There should no longer be much doubt that the European Union is to be enlarged to take in 12 new members - nearly all in Central and Eastern Europe - in an unprecedented step that will radically change its character. But there is still a big question mark over when.

As Günter Verheugen, the European Commissioner responsible for enlargement, writes in this issue of European Affairs, "the process is already irreversible. There is no going back."


We Must Keep Transatlantic Defense Cooperation Afloat

U.S. Secretary of Defense

On a recent trip to Stockholm, Bjoern Von Sydow, the Swedish Minister of Defense, took me on a tour of the Vasa Museum. It occurred to me that the Vasa is a great metaphor for how we approach discussing the European Union's efforts to create a common European Security and Defense Policy (ESDP) and NATO's bid to improve its capabilities under the Alliance's Defense Capabilities Initiative (DCI).

The Vasa was a ship built during the 17th century that was monumental in size and ambition. Unfortunately, it capsized and sank as it left the harbor on its maiden voyage. It lay at the bottom of the sea for 300 years before some brilliant scientists and explorers decided to raise the ship and refurbish it.


Europe's Future: Two Steps and Three Paths

European Commissioner for regional policy and the Intergovernmental Conference

Anyone who can generate a public debate on important European issues, and get things talked about, deserves our admiration. The worst thing that could happen to Europe, after all, would be if no one said anything or cared about where it goes next.

We can't go on protecting the idea of European integration by presenting it as though it were an esoteric subject reserved for the chosen few. That would only expose it to all the perils that come with lack of understanding. We must explain what is at stake and what it all means, clearly and objectively. And if the question is to be debated openly and reasonably, we need to set out the options - all the options.
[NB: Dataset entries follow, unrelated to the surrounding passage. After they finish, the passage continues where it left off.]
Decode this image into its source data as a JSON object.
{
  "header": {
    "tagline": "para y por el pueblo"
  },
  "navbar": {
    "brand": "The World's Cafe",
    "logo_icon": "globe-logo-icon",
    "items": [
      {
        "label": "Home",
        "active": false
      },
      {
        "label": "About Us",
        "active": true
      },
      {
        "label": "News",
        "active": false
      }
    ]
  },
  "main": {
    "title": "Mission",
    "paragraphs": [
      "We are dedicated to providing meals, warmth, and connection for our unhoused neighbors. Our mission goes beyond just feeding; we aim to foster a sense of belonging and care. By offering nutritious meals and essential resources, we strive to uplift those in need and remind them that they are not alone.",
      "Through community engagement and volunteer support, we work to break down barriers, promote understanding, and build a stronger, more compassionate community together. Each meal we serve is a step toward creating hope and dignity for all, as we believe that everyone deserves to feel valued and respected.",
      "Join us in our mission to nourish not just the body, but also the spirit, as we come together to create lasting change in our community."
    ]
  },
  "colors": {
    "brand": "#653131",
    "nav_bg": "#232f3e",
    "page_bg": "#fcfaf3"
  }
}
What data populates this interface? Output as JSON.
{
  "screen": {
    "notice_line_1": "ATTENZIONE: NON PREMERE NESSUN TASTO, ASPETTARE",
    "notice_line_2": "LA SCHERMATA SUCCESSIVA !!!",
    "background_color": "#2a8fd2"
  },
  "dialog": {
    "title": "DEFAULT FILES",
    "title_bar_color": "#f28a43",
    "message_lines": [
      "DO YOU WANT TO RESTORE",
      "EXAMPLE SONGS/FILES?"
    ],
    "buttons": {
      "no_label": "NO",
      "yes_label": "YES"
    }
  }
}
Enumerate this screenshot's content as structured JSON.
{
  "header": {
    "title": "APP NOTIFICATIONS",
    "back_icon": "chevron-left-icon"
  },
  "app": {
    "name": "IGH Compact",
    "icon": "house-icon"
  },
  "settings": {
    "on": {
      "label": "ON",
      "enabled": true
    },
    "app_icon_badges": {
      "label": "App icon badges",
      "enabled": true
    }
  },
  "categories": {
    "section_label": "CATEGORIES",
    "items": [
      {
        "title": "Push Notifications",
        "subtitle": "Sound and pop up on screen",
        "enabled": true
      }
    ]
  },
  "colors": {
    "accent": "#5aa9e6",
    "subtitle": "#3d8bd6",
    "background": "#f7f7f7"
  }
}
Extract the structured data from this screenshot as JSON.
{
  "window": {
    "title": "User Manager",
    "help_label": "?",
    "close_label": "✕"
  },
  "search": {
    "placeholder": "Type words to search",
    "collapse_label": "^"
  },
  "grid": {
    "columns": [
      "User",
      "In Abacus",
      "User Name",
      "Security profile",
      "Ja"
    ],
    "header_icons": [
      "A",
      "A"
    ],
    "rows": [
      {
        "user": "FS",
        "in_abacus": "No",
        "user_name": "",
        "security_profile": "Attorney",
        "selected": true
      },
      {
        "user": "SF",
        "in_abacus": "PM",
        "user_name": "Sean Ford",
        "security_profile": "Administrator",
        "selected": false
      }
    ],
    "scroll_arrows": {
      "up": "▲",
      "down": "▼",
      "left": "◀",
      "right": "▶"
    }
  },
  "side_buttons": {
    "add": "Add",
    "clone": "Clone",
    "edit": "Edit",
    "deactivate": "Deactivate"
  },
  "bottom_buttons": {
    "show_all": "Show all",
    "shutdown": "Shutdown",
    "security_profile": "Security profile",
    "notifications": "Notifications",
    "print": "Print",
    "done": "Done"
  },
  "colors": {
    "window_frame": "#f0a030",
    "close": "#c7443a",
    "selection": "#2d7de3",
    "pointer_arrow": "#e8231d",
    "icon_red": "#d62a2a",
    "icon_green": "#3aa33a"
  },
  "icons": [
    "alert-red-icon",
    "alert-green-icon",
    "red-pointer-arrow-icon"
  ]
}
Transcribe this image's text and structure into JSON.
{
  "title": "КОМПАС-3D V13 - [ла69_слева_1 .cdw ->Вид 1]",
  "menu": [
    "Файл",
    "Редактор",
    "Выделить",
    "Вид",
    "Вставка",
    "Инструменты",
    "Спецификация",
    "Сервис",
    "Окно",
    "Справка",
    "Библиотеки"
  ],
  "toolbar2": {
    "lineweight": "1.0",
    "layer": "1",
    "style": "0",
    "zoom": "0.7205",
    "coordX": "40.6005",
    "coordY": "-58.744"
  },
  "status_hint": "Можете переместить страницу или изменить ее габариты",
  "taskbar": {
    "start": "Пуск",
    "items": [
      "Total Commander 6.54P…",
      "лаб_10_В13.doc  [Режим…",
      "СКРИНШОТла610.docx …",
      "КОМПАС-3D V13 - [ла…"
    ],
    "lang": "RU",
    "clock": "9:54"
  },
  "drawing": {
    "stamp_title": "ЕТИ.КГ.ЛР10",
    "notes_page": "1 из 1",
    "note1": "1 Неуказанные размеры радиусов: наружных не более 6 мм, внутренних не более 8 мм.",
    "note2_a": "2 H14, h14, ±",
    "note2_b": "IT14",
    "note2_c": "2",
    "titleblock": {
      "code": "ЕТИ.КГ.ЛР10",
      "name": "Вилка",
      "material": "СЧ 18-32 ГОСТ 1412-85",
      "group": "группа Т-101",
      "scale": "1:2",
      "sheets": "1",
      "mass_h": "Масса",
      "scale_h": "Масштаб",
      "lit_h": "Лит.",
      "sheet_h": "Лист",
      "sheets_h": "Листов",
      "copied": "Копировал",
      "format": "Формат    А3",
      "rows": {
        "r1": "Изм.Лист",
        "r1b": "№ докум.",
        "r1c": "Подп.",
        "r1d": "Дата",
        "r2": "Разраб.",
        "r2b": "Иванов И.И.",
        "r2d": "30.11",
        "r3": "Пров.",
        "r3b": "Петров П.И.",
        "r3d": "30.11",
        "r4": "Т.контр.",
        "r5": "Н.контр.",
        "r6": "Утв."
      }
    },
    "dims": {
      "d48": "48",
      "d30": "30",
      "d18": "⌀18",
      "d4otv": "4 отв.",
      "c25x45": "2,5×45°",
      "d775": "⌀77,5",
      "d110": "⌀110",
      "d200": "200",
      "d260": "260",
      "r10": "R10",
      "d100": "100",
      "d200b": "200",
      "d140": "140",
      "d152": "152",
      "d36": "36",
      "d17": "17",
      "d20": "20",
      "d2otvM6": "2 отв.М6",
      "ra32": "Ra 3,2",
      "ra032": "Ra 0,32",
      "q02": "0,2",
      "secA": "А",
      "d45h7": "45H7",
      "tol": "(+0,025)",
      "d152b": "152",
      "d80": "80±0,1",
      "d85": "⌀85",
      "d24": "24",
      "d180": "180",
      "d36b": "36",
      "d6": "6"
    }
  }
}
U.S. and Europe Agree on Basics, Not Always on Specifics

Minister of Defense of France

Europe and the United States share fundamental geopolitical interests and a common destiny. Globalization is reinforcing this solidarity.

That does not mean our interests will always be the same on specific issues - indeed there will often be legitimate differences. It does mean that we must face our common challenges together.

Those challenges are to be found in areas, either in Europe or close to it, that are still potentially unstable. New dangers that concern all NATO members are emerging in the Balkans, in Russia, in the Caucasus, and in the Middle East.


A Bigger EU Will Be Good For America, Too

European Commissioner for Enlargement

The enlargement of the European Union to take in as many as 13 new members is the biggest challenge facing the EU at the dawn of the new millennium.

For us Europeans, enlargement is a political imperative and part of our European vocation. But, it could also redefine the transatlantic agenda in the coming decade and bring great benefits to the United States as well.